Have you ever wondered what happens after the sun goes down on the Philadelphia Zoo? Are the peacocks allowed to roam the grounds at night like they do in the day? Are those animals that are always asleep in the afternoon full of energy come sunset? A selected group of ECP participants recently had the opportunity of a lifetime to learn about what goes down at 3400 W. Girard Ave. every evening when the pony rides are over and the gates close.

ECP has partnered with the Philadelphia Zoo for a number of years, annually hosting ECP Family Day at The Zoo in both the spring and fall for participating Power to Parent students. Lead by Marie Eve P. Harris, Toyota Together Green fellow and author of “Nice Weather We’re Having”, a select group of students were chosen to experience a unique opportunity to sleepover at the Philadelphia Zoo for a night of family fun and learning.

Pre Eval

The theme of the evening was “Climate Change” and the night began with storytelling featuring “Nice Weather We’re Having” a book that focuses on climate change and the part that families can play in helping reduce the threat of greenhouse emissions by reducing energy use.
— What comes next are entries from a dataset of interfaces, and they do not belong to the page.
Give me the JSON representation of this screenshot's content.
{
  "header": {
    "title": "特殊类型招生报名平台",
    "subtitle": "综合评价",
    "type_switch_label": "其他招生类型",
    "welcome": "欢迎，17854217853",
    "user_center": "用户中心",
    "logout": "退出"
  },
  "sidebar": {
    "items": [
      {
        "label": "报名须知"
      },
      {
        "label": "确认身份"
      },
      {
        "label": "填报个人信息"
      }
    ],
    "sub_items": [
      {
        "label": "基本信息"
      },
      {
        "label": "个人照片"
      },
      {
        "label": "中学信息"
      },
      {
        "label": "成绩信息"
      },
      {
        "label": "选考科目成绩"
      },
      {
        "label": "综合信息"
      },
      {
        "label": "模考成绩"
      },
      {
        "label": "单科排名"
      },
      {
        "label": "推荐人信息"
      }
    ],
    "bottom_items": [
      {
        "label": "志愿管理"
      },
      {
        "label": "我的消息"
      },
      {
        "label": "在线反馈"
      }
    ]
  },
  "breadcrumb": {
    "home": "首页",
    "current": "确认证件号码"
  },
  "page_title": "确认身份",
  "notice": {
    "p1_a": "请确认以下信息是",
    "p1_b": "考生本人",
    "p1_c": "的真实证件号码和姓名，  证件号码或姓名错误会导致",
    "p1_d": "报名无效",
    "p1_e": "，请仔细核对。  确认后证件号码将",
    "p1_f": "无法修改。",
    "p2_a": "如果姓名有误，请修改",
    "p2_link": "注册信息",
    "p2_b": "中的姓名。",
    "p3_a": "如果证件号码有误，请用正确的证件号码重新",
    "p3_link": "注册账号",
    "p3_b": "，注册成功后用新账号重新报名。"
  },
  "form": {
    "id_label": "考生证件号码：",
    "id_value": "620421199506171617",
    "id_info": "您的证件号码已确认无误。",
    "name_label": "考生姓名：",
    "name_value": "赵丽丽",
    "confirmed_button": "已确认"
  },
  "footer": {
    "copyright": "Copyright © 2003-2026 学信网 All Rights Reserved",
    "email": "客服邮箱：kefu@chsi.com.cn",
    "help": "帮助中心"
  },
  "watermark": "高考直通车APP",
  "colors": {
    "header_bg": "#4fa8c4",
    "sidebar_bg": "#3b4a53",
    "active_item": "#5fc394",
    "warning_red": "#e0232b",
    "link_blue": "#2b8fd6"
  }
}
One of the highlights of the evening’s activities was a “pajama prowl” that gave families a chance to get up close and personal with the animals. “My favorite part of zoo event was the night walk and behind the scenes look at the zoo exhibits,” said Kia Plunkett who attended with daughter Anaya, “The animals are very much up and about ready to put on a show.”

After a night of learning about recyclable materials and reducing carbon footprints, the families got to camp out for the night at Kids Zoo University in sleeping bags. Families had an early wake-up call for breakfast at 6:45 before getting the opportunity to feed the chickens and then being able to spend the rest of the day exploring the zoo with the day’s patrons.

It’s not everyday most kids can say they slept over with the spider monkeys, and the families who attended learned a lot from this unique look at the nation’s oldest zoo. Plunkett says  she is happy her daughter got to take part in the experience, “I believe it was beneficial to my child because she got to learn some new things about animals and climate change and see the animals from a different perspective.”